Whether you are considering a career as a children’s pastor, music/worship leader, senior pastor, youth minister, or Bible teacher/professor, may I suggest that your focus should be on service to Christ rather than on service to others. While at times, people can be wonderful to serve, individuals are imperfect and can be “challenging” to work with, to say the least. If your interest in service through ministry as your full-time career has risen from God’s call on your life, this will likely be your passion. In the popular study, “Experiencing God”, the authors touch on this notion of “service” being to Christ first. With service to Christ as the focus of ministry, it removes our personal views of the one being served. Personalities, differences of opinion, or whether or not someone seems “lovable” to you are no longer an issue when what we are doing is actually service to Christ. Seeing Christ rather than the one we are “serving” can dramatically shift our view and improve our ability to minister.

A career of service through ministry will likely be challenging, rewarding and constantly changing. If God is leading you into a life of ministry, it can be one of the most exciting professions you can imagine.

Pastoral Ministry

A person considering a career in pastoral ministry should possess characteristics that include integrity, empathy, patience, generosity, and hospitality – but most importantly a “call” from the Lord.
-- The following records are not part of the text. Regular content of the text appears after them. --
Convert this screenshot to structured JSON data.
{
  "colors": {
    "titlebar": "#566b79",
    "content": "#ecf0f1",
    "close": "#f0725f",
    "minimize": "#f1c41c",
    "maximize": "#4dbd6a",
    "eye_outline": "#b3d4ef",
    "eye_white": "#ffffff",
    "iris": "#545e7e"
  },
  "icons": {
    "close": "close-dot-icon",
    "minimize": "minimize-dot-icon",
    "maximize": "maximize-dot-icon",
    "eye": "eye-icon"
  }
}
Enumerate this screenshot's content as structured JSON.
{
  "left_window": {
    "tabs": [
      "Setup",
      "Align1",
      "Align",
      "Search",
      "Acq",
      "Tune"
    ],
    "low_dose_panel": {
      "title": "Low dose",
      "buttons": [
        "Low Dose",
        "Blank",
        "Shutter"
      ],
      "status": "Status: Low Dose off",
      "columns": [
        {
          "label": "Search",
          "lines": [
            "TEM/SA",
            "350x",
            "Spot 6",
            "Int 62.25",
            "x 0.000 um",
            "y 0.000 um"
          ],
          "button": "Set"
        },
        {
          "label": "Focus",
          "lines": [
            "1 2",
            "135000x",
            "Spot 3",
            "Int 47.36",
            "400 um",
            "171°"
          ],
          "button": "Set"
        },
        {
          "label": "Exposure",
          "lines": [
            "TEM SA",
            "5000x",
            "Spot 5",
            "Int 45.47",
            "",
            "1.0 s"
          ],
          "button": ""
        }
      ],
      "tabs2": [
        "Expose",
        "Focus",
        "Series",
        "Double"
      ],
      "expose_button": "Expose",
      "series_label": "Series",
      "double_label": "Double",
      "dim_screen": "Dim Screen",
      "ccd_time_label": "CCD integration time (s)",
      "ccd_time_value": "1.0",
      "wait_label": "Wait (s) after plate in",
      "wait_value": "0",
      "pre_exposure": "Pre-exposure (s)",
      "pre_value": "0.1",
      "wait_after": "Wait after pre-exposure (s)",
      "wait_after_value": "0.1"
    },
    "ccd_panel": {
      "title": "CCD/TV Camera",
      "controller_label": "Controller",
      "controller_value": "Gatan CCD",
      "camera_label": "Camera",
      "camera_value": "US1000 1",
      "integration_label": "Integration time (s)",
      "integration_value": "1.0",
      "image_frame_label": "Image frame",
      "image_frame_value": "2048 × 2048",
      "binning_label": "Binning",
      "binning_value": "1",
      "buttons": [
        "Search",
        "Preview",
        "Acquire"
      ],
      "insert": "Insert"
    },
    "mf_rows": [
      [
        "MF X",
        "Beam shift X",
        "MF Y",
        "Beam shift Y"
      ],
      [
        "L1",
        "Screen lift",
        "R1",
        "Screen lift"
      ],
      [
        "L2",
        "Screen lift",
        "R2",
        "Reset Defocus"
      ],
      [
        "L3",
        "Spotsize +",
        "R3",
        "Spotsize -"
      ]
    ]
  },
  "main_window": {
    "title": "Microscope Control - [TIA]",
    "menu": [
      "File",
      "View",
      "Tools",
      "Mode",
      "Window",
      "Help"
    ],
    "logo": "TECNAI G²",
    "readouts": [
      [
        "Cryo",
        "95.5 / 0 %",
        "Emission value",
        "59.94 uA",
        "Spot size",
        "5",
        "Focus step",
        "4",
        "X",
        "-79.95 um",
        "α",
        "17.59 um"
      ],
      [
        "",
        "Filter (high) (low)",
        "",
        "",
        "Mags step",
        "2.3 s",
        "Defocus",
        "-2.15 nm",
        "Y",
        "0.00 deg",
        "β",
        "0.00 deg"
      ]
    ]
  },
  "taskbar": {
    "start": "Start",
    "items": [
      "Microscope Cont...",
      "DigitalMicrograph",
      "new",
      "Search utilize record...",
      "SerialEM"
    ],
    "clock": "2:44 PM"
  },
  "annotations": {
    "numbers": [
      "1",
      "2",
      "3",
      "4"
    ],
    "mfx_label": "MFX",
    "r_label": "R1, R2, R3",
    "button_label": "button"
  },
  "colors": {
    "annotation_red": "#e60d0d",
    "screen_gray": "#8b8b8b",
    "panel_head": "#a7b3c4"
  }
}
Serving as a pastor can be dramatically different from one church to another. What makes pastoral ministry so varied are such factors as the church’s location (urban, suburban, rural), the size of the church, the “make-up” of the church body, denomination, and the part of the country (culture) where the church is located, just to name a few. For example, you will likely need a very different skill set to minister effectively to a congregation of 100 in rural Minnesota, than a church of 1,000 in Southern California. You will need a different set of gifts to plant a church, than to be a senior pastor with a mature congregation of 250 members. Your own relationship with Christ should be the foundation for ministry, on which you can place the building blocks of your study of theology, psychology, business, speech, etc.

Having a deep understanding, love, and appreciation for scripture and biblical principles is critical to effective pastoral ministry. How are your personal prayer life and your time in the Word? The honest answer to this question will likely be a strong indicator of your qualifications and call to ministry.

Ministry is a rewarding and challenging profession, and if God has called you into a life of ministry there is no better place to be.